A bare number is the expected answer: the count of lines in the records that contain the word "placeholder".

## PROVIDED MATERIAL
***
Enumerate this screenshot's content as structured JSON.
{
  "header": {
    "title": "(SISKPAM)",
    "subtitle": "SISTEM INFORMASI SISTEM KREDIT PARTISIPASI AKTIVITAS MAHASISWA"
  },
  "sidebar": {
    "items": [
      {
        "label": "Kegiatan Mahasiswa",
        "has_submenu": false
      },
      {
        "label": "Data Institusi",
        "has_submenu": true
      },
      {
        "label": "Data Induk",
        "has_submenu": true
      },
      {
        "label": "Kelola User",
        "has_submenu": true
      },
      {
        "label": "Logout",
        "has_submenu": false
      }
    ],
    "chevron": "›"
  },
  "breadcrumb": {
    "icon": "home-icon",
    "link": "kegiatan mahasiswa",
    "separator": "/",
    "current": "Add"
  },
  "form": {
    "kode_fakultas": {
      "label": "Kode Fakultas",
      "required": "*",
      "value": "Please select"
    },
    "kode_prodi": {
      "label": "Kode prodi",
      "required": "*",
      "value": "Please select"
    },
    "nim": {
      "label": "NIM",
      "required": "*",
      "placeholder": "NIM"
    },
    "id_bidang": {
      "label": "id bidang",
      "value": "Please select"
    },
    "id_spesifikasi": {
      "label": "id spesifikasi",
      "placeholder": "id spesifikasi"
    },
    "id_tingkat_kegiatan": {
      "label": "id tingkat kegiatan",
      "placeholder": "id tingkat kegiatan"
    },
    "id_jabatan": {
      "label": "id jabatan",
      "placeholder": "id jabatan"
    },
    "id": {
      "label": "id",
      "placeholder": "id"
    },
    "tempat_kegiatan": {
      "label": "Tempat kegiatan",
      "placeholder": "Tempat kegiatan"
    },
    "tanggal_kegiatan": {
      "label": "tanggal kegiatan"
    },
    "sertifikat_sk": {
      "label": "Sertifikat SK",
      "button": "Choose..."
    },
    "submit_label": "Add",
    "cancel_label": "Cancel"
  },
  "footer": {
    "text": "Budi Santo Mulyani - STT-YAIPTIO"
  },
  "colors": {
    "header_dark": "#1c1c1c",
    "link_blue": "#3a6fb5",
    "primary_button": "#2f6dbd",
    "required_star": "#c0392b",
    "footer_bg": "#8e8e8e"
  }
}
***
## FINAL ANSWER
6